New entrants banking on an upset
When Capitec launched, many believed it didn’t stand a chance of breaking the stranglehold of the ‘big four’ banks. What are the odds that new banks set to be launched in 2019 can also succeed?
The economy might be in flux, but that’s not stopping two of the country’s most creative business minds — former FNB CEO Michael Jordaan and Discovery Health founder and CEO Adrian Gore — from launching their own banks in 2019.
It will not be plain sailing; they are going up against an established banking sector that is well-resourced in capital and skills and has a record of trumping banking upstarts.
Gore has no banking experience, but he has reshaped the medical aid market with Discovery Health and is keen to have a similar impact on the banking sector.
In Jordaan, the "big four" incumbents have a different opponent. As an insider, he knows the ins and outs of the sector, as well as its strengths and weaknesses.

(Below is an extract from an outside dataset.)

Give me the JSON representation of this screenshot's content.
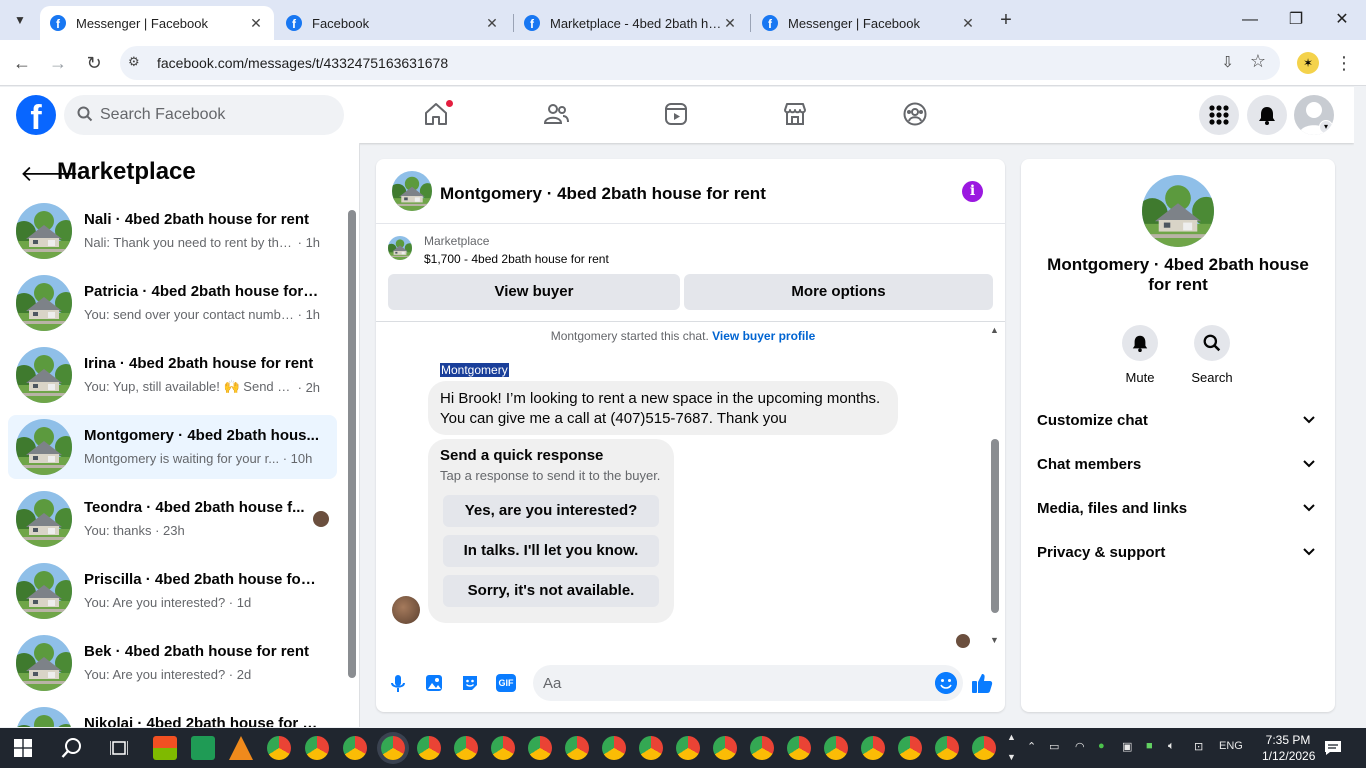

Jordaan tells us how his Bank Zero plans to find its space in what’s becoming a crowded sector.
FM: What has changed in SA to make it easier for you to launch a new bank?
Launching a bank has been anything but easy. The first challenge has been assembling a small team of highly competent people. The regulatory application process was based on a rigorous application of global standards. Technological challenges ranged from having adequate disaster recovery to installing the latest encryption.
The Prudential Authority, housed in the SA Reserve Bank, has adopted a pro-competitive and pro-consumer stance by allowing challenger banks to take on the incumbents.
FM: What advantage will you have over more established banks?
The major advantage that Bank Zero will have is that it was designed from first principles for the smartphone generation. Banking should be as easy as sending a WhatsApp or posting on Instagram. Being mobile-first, the team has been able to develop a range of new mobile banking services that will be revealed at our launch in mid-2019.
Bank Zero also benefits from leveraging the latest technology which is available at a significantly lower cost than the legacy systems of the main banks. Bank Zero will pass on these cost benefits to customers, in the form of lower or no fees.
FM: So what essential problem will Bank Zero solve?
South Africans save far too little. Bank Zero will enable consumers and businesses to save on bank fees while earning fair rates on interest on their deposits. The Bank Zero mobile banking functionality will also save time and paperwork, making banking intuitive for a smartphone user.
FM: Will you ever open physical branches?
The Bank Zero app has been designed to eliminate all paperwork or face-to-face interaction. We do not anticipate opening any branches as we would like to keep the cost structure very low. Customers do not need Facebook or Google branches, nor should they need banking branches.
FM: The established banks have deep pockets. Do you have enough resources to take them on?
We could never outspend any of the big banks, so we have to out-think and out-execute them.
We have huge respect for the big players and the SA banking system in general, so we realise it will not be an easy task to take them on. But it helps that we have a very low cost structure and no reliance on legacy income streams, so we will be able to provide more value to our customers.
FM: Is there enough business for you, the other new entrants and the established banks?
The fee income of the SA banking system is tens of billions of rands. Citi Research estimates that fees for retail payments are five times higher than for global banks. There is lots of opportunity for challenger banks to compete when fees are this high.